Amnesty International defines itself as an organization which “campaign(s) to end abuses of human rights” around the world. It writes research reports on 150 countries and territories describing its perceptions of human rights abuses. It then lobbies governments, and organizes petitions and campaigns to rectify the issues which it concluded needs redress.
The Amnesty reports vary greatly in length. In countries in which Amnesty believed there were few human rights abuses, the reports were very short; where there were extensive abuses, the reports were quite lengthy.

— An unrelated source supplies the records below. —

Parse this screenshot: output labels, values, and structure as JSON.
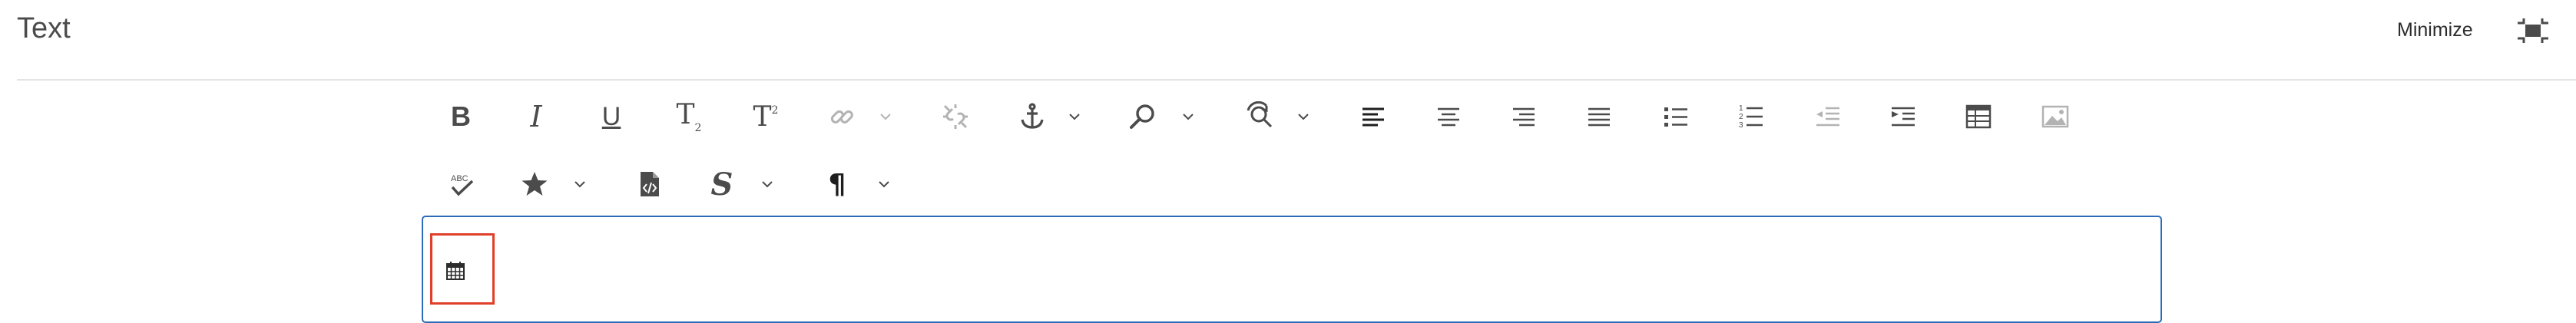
{
  "panel": {
    "title": "Text",
    "minimize_label": "Minimize"
  },
  "toolbar": {
    "row1": [
      {
        "name": "bold",
        "icon": "bold-icon",
        "label": "B"
      },
      {
        "name": "italic",
        "icon": "italic-icon",
        "label": "I"
      },
      {
        "name": "underline",
        "icon": "underline-icon",
        "label": "U"
      },
      {
        "name": "subscript",
        "icon": "subscript-icon",
        "label": "T"
      },
      {
        "name": "superscript",
        "icon": "superscript-icon",
        "label": "T"
      },
      {
        "name": "link",
        "icon": "link-icon",
        "state": "disabled",
        "has_dropdown": true
      },
      {
        "name": "unlink",
        "icon": "unlink-icon",
        "state": "disabled"
      },
      {
        "name": "anchor",
        "icon": "anchor-icon",
        "has_dropdown": true
      },
      {
        "name": "find",
        "icon": "search-icon",
        "has_dropdown": true
      },
      {
        "name": "find-replace",
        "icon": "find-replace-icon",
        "has_dropdown": true
      },
      {
        "name": "align-left",
        "icon": "align-left-icon",
        "state": "active"
      },
      {
        "name": "align-center",
        "icon": "align-center-icon"
      },
      {
        "name": "align-right",
        "icon": "align-right-icon"
      },
      {
        "name": "justify",
        "icon": "justify-icon"
      },
      {
        "name": "bullet-list",
        "icon": "bullet-list-icon"
      },
      {
        "name": "numbered-list",
        "icon": "numbered-list-icon"
      },
      {
        "name": "outdent",
        "icon": "outdent-icon",
        "state": "disabled"
      },
      {
        "name": "indent",
        "icon": "indent-icon"
      },
      {
        "name": "table",
        "icon": "table-icon"
      },
      {
        "name": "image",
        "icon": "image-icon",
        "state": "disabled"
      }
    ],
    "row2": [
      {
        "name": "spellcheck",
        "icon": "spellcheck-icon",
        "label": "ABC"
      },
      {
        "name": "special-chars",
        "icon": "star-icon",
        "has_dropdown": true
      },
      {
        "name": "source-edit",
        "icon": "source-edit-icon"
      },
      {
        "name": "styles",
        "icon": "styles-icon",
        "label": "S",
        "has_dropdown": true
      },
      {
        "name": "paragraph-format",
        "icon": "paragraph-icon",
        "label": "¶",
        "has_dropdown": true
      }
    ]
  },
  "editor": {
    "content_icon": "calendar-icon"
  },
  "colors": {
    "icon": "#4b4b4b",
    "icon_disabled": "#b3b3b3",
    "editor_border": "#2b6cb8",
    "highlight": "#e0402a"
  }
}
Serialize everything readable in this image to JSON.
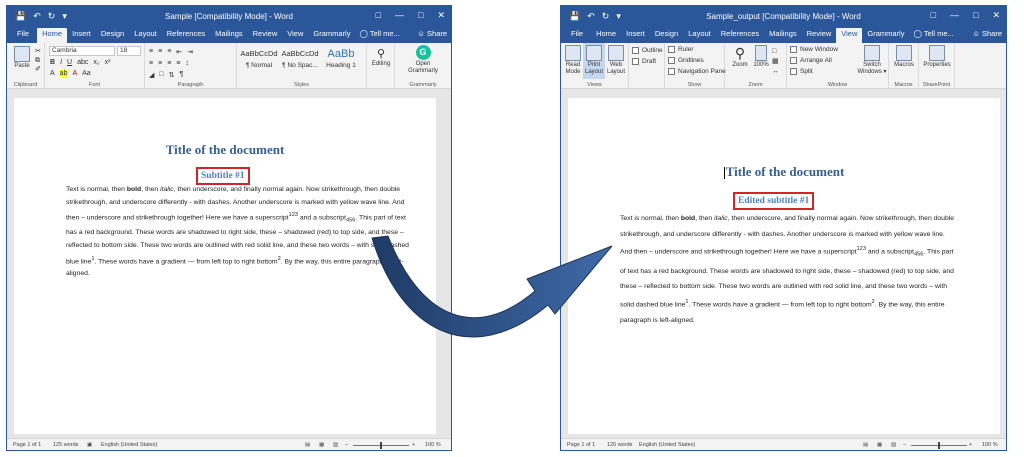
{
  "left": {
    "window_title": "Sample [Compatibility Mode] - Word",
    "tabs": [
      "File",
      "Home",
      "Insert",
      "Design",
      "Layout",
      "References",
      "Mailings",
      "Review",
      "View",
      "Grammarly"
    ],
    "tell_me": "Tell me...",
    "share": "Share",
    "ribbon": {
      "paste": "Paste",
      "clipboard": "Clipboard",
      "font_name": "Cambria",
      "font_size": "18",
      "font_group": "Font",
      "paragraph_group": "Paragraph",
      "style_1_preview": "AaBbCcDd",
      "style_1_name": "¶ Normal",
      "style_2_preview": "AaBbCcDd",
      "style_2_name": "¶ No Spac...",
      "style_3_preview": "AaBb",
      "style_3_name": "Heading 1",
      "styles_group": "Styles",
      "editing": "Editing",
      "open_grammarly_1": "Open",
      "open_grammarly_2": "Grammarly",
      "grammarly_group": "Grammarly"
    },
    "doc": {
      "title": "Title of the document",
      "subtitle": "Subtitle #1",
      "body_html": "Text is normal, then <b>bold</b>, then <i>italic</i>, then underscore, and finally normal again. Now strikethrough, then double strikethrough, and underscore differently - with dashes. Another underscore is marked with yellow wave line. And then – underscore and strikethrough together! Here we have a superscript<sup>123</sup> and a subscript<sub>456</sub>. This part of text has a red background. These words are shadowed to right side, these – shadowed (red) to top side, and these – reflected to bottom side. These two words are outlined with red solid line, and these two words – with solid dashed blue line<sup>1</sup>. These words have a gradient — from left top to right bottom<sup>2</sup>. By the way, this entire paragraph is left-aligned."
    },
    "status": {
      "page": "Page 1 of 1",
      "words": "125 words",
      "language": "English (United States)",
      "zoom": "100 %"
    }
  },
  "right": {
    "window_title": "Sample_output [Compatibility Mode] - Word",
    "tabs": [
      "File",
      "Home",
      "Insert",
      "Design",
      "Layout",
      "References",
      "Mailings",
      "Review",
      "View",
      "Grammarly"
    ],
    "tell_me": "Tell me...",
    "share": "Share",
    "ribbon": {
      "read_mode_1": "Read",
      "read_mode_2": "Mode",
      "print_layout_1": "Print",
      "print_layout_2": "Layout",
      "web_layout_1": "Web",
      "web_layout_2": "Layout",
      "views_group": "Views",
      "outline": "Outline",
      "draft": "Draft",
      "ruler": "Ruler",
      "gridlines": "Gridlines",
      "navigation_pane": "Navigation Pane",
      "show_group": "Show",
      "zoom": "Zoom",
      "zoom_100": "100%",
      "zoom_group": "Zoom",
      "new_window": "New Window",
      "arrange_all": "Arrange All",
      "split": "Split",
      "switch_windows_1": "Switch",
      "switch_windows_2": "Windows ▾",
      "window_group": "Window",
      "macros": "Macros",
      "macros_group": "Macros",
      "properties": "Properties",
      "sharepoint_group": "SharePoint"
    },
    "doc": {
      "title": "Title of the document",
      "subtitle": "Edited subtitle #1",
      "body_html": "Text is normal, then <b>bold</b>, then <i>italic</i>, then underscore, and finally normal again. Now strikethrough, then double strikethrough, and underscore differently - with dashes. Another underscore is marked with yellow wave line. And then – underscore and strikethrough together! Here we have a superscript<sup>123</sup> and a subscript<sub>456</sub>. This part of text has a red background. These words are shadowed to right side, these – shadowed (red) to top side, and these – reflected to bottom side. These two words are outlined with red solid line, and these two words – with solid dashed blue line<sup>1</sup>. These words have a gradient — from left top to right bottom<sup>2</sup>. By the way, this entire paragraph is left-aligned."
    },
    "status": {
      "page": "Page 1 of 1",
      "words": "126 words",
      "language": "English (United States)",
      "zoom": "100 %"
    }
  },
  "colors": {
    "word_blue": "#2b579a",
    "highlight_red": "#d0252b",
    "arrow_blue": "#2e4f7f",
    "title_blue": "#365f91",
    "subtitle_blue": "#4f81bd"
  }
}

Consider the reports on two Pacific countries, New Zealand and Australia. Amnesty viewed those countries in a very favorable light. The organization barely touched upon the trampled rights and ongoing situation of the indigenous people. The reports contained just 370 and 684 words for New Zealand and Australia, respectively.
Amnesty similarly viewed much of Western Europe through rose tinted glasses. The countries of Denmark, Switzerland and Belgium had reports of just 532, 613 and 670 words, respectively. The fact that they ban minarets for mosques, the wearing of hijabs and burkas, do not permit the ritual slaughter of meat and continue to enforce more and more anti-Jewish and anti-Muslim laws did not ruffle the human rights organization.
Banana republic’s like Cuba, Somalia and Sudan also were treated with gentle hands, with just 877, 853 and 1,191 words written in those reports, respectively. Those countries had some of the worst human rights records in the world. Perhaps Amnesty thought that abject poverty served as an excuse for illiberal policies.
But the oil rich Gulf countries were also spared Amnesty’s intense attention. Oman, the UAE, Qatar and Bahrain had 719, 1013, 1091 and 1539 word-reports, respectively. The lack of worker and women’s rights, religious freedoms and those of the press and assembly were seemingly blinded by a buck.
Several of the nuclear powers seemed to be treated a bit worse, even though there was no language admonishing the countries for having nuclear power. France and the United Kingdom had 1,193 and 1,726 word reports written about them, respectively. North Korea – perhaps a combination of both a banana republic and nuclear power had 1,269 word printed about its human rights abuses. Yes, that North Korea, which is one of the least free countries in the world according to Freedom House, received a fraction of the ink that Amnesty wrote about the UK.
According to Amnesty, the worst of the worst countries abusing human rights appeared to be those with long 2,000+ word reports. Some of these countries were indeed horrific places to live such as Syria and Afghanistan. But look at the list below and consider which countries received the most attention.
|Country||Words in Report|
It is perhaps not a surprise that China and Turkey – countries which jail the most journalists – or Russia, which kills many journalists, were high on the list for an organization that does a lot of research and writing.
But in what world can anyone seriously consider the reports of an organization that believes that Israel and the United States are worse human rights abusers than Syria and Saudi Arabia?
It is perhaps no surprise that NGO Monitor labeled the group “Shamnesty International” for not doing thorough and balanced research.
An example of the imbalance and bias can be found by doing a simple search under one of Amnesty’s core topics: Child Soldiers. While Amnesty reported on the terrible practice in Congo and South Sudan, it could not be bothered to describe the Palestinian Arab teenagers who are actively involved in terrorism on behalf of Hamas and also used as human shields, even while the organization went through great lengths to report on Israel’s perceived abuses.
Amnesty’s call for action and protests also fall flat. Did Amnesty ever call on the world to boycott Turkey for its illegal occupation of northern Cyprus since 1974? Nope. An arms embargo for its slaughter of the Kurdish minority? Nope. Maybe calls for halting cultural exchanges with a country that jails more journalists and dissidents than any country in the world? No way.
Amnesty only targets Israel. It called for an arms embargo. It called for a boycott of goods made in the Israeli territories in Judea and Samaria. In its focus on Israel and the Palestinians, did the organization ever call out Hamas? Well, yes, sort of. In 2010, Amnesty called on Hamas to not execute Palestinian collaborators with Israel.
Amnesty didn’t completely ignore the Palestinians. in a section devoted to “Palestine (State of),” the organization wrote a grand total of 1,623 words – slightly less than the United Kingdom. Excessive Force – against Arabs only – got 164 words. The horrible cases of “honor killings” which is absolved by Palestinian law received only 145 words. Torture got only 162. But Amnesty managed to spill 389 words – more than the combined total of abuse of women and torture – on freedoms of assembly and the press. Zero words – nothing – about the ongoing war against Israel. That stood in sharp contrast to its report on Israel which was almost completely devoted to Israel’s action (never noted as defensive) against Palestinians in Gaza and the West Bank.
Amnesty International presents like many organizations which appear to be advancing the case for human rights around the world. However, scratching the surface reveals yet another jaundiced operation unfairly targeting the thriving liberal democracy that is Israel which sits in the middle of a region of human rights abusers.
Related First.One.Through articles:
Subscribe YouTube channel: FirstOneThrough